endogenous money

Money Stock Determination

14 March 2014

The recent Bank of England quarterly bulletin has interested blogosphere into what goes on to determine the stock of money. Money can mean various things and here I restrict to the the monetary aggregates as defined by central banks – as in the referred publication. But whoever is interested in “money creation” also becomes interested […]


Bank Of England On Money Creation

12 March 2014

In the natural sciences, controversies are settled in a few months, or at a time of crisis, in a year or two, but in the social so-called sciences, absurd misunderstandings can continue for sixty or a hundred years without being cleared up. – Joan Robinson, 1981 (1979), What Are The Questions And Other Essays – Further Contributions To […]


James Tobin Turns In His Grave

1 September 2013

When I was a boy of 14, my father was so ignorant I could hardly stand to have the old man around. But when I got to be 21, I was astonished at how much the old man had learned in seven years. – attributed to Mark Twain, Reader’s Digest, September 1939. Steve Keen has a […]


James Tobin, Banking And The Widow’s Cruse

26 August 2013

There is good discussion in the blogosphere on James Tobin’s 1963 paper Commerical Banks As Creators Of “Money” – also mentioned in my previous post Holier Than Tobin? This blog post is an attempt to present Tobin’s ideas from the paper in a more simplistic way. One of  Tobin’s points is a critique of the notion […]


Holier Than Tobin?

24 August 2013

It sometimes happens that important insights of great contributors to an academic field are missed. One of the most important things in Monetary Economics is Tobin’s asset allocation theory which although is well known is sometimes poorly understood. James Tobin (Source: Econometric Theory) But sometimes a holier-than-thou attitude can lead one to miss an important and […]


Money And Shoes

17 October 2012

… Now let me give you a ridiculous example to make the point. Don’t take it too seriously.
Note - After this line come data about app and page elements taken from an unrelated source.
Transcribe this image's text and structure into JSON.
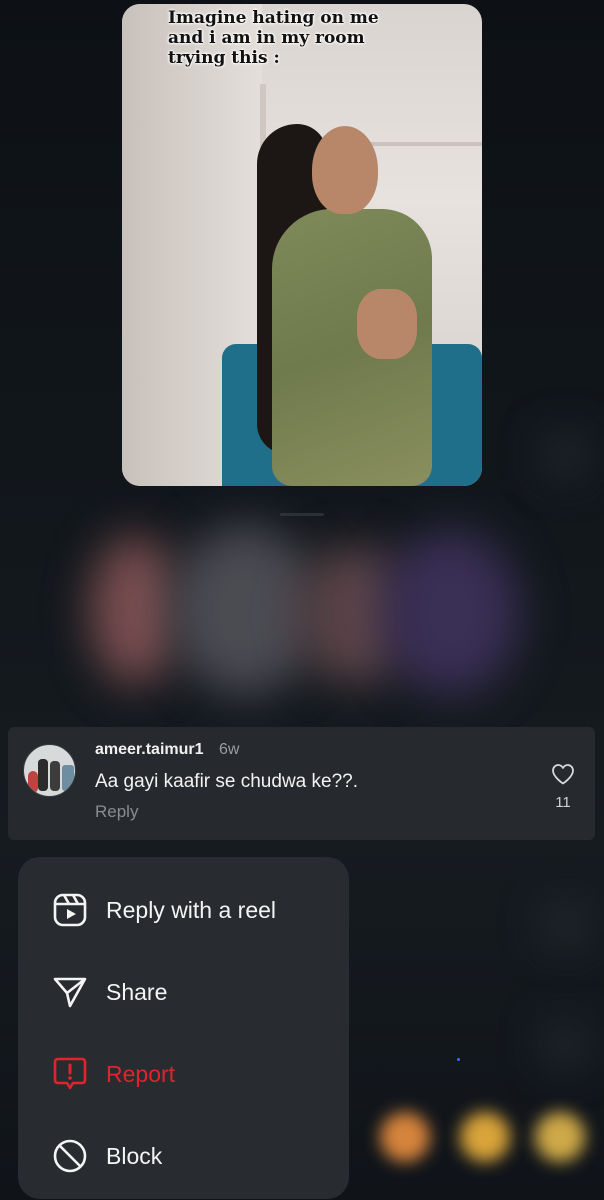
{
  "reel": {
    "caption": "Imagine hating on me\nand i am in my room\ntrying this :"
  },
  "comment": {
    "username": "ameer.taimur1",
    "time": "6w",
    "text": "Aa gayi kaafir se chudwa ke??.",
    "reply_label": "Reply",
    "like_count": "11"
  },
  "menu": {
    "items": [
      {
        "label": "Reply with a reel",
        "icon": "reel-icon"
      },
      {
        "label": "Share",
        "icon": "share-icon"
      },
      {
        "label": "Report",
        "icon": "report-icon",
        "color": "#e0242b"
      },
      {
        "label": "Block",
        "icon": "block-icon"
      }
    ]
  }
}
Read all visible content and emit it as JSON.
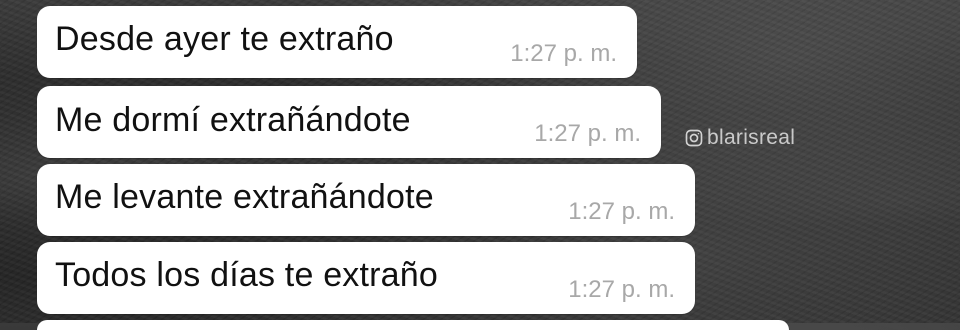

Suppose that some statistician observes that over a long period of time there is a high association, a very good fit, between gross national product and the sales of, let us say, shoes. And then suppose someone […]


William Dudley On Bank Lending

19 June 2012

I came across this 2009 speech by William Dudley on banking where he rightly says: … A related concern is the question of whether the Federal Reserve will be able to act quickly enough once it determines that it is time to raise rates. This concern reflects the view that the excess reserves sitting on […]


Kaldor’s Reflux Mechanism

12 April 2012

The recent debates of Post Keynesians with Neoclassical/New Keynesians has highlighted that the latter group continues to hold Monetarists’ intuitions. Somehow the exogeneity of money is difficult for them to get rid of, in spite of their statements and rhetoric that money is endogenous in their models. So there is an excess of money in […]


Open Mouth Operations

5 April 2012

In the previous post Is Paul Krugman A Verticalist?, I discussed the confusions economists and market commentators have on open market operations. Even top economists such as Krugman suffer from confusions on central banking and monetary matters. I also mentioned the work of Alfred Eichner on bringing out more clarity on the defensive nature of […]


Is Paul Krugman A Verticalist?

31 March 2012

24 years back, Basil Moore wrote a book Horizontalists And Verticalists: The Macroeconomics Of Credit Money (Cambridge University Press, 1988) which begins like this: The central message of this book is that members of the economics profession, all the way from professors to students, are currently operating with a basically incorrect paradigm of the way modern […]